Copy out all of the data word for word. Omit every picture.
------
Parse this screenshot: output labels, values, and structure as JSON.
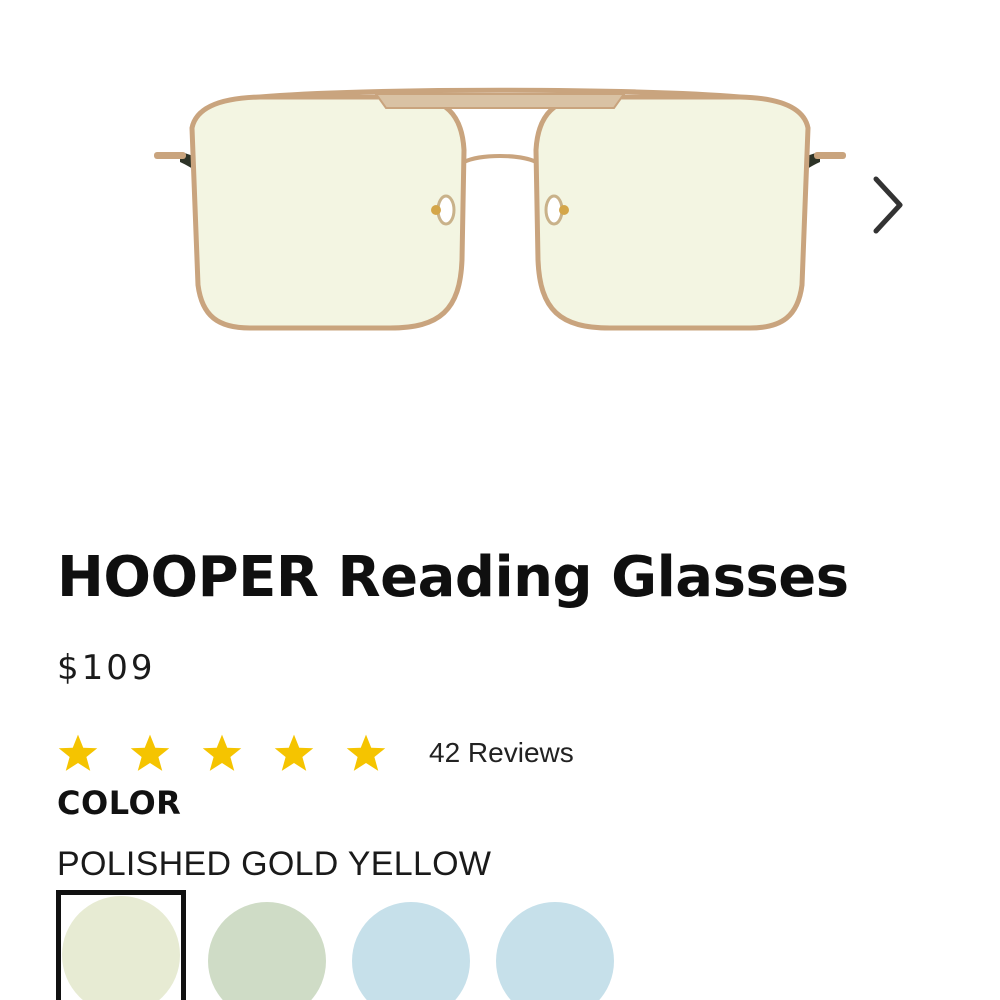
{
  "product": {
    "title": "HOOPER Reading Glasses",
    "price": "$109",
    "rating_value": 5,
    "rating_max": 5,
    "reviews_label": "42 Reviews"
  },
  "color_section": {
    "heading": "COLOR",
    "selected_name": "POLISHED GOLD YELLOW",
    "swatches": [
      {
        "color": "#e7ebd3",
        "selected": true
      },
      {
        "color": "#cfdcc6",
        "selected": false
      },
      {
        "color": "#c6e0ea",
        "selected": false
      },
      {
        "color": "#c6e0ea",
        "selected": false
      }
    ]
  },
  "gallery": {
    "next_icon": "chevron-right-icon"
  },
  "colors": {
    "star": "#f5c400",
    "frame_gold": "#c9a47e",
    "lens_tint": "#f3f5e2",
    "temple_dark": "#2d3327"
  }
}
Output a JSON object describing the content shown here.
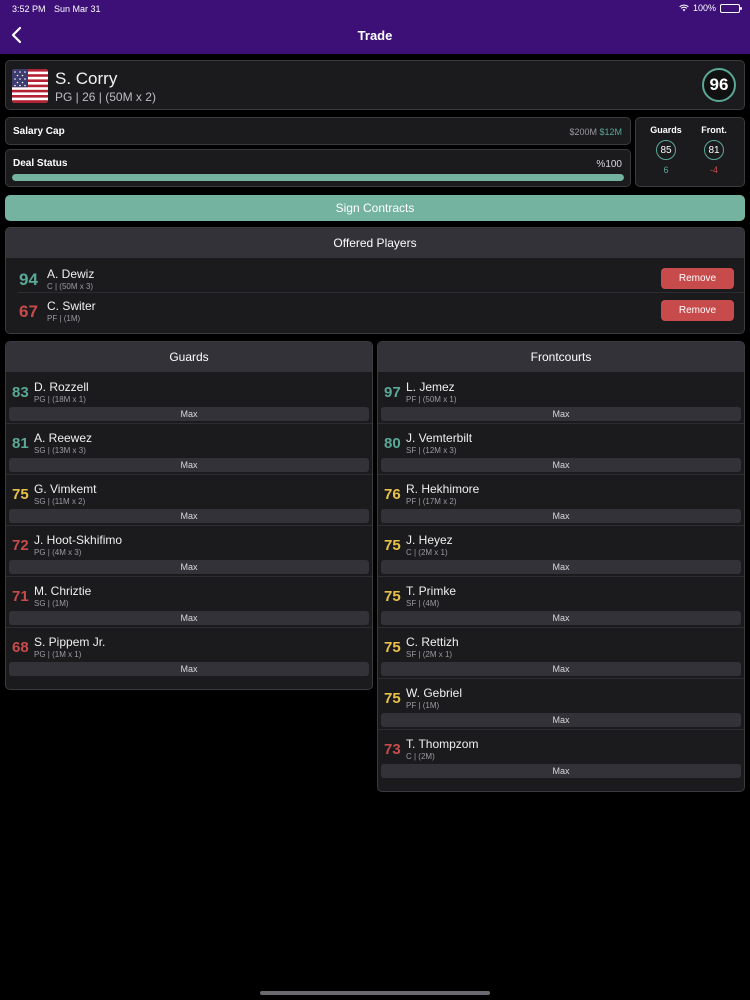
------
• _EXERCISE SOLUTION_:
Parse this screenshot: output labels, values, and structure as JSON.
{
  "product": {
    "title": "HOOPER Reading Glasses",
    "price": "$109",
    "rating_value": 5,
    "rating_max": 5,
    "reviews_label": "42 Reviews"
  },
  "color_section": {
    "heading": "COLOR",
    "selected_name": "POLISHED GOLD YELLOW",
    "swatches": [
      {
        "color": "#e7ebd3",
        "selected": true
      },
      {
        "color": "#cfdcc6",
        "selected": false
      },
      {
        "color": "#c6e0ea",
        "selected": false
      },
      {
        "color": "#c6e0ea",
        "selected": false
      }
    ]
  },
  "gallery": {
    "next_icon": "chevron-right-icon"
  },
  "colors": {
    "star": "#f5c400",
    "frame_gold": "#c9a47e",
    "lens_tint": "#f3f5e2",
    "temple_dark": "#2d3327"
  }
}
Output a JSON object describing the content shown here.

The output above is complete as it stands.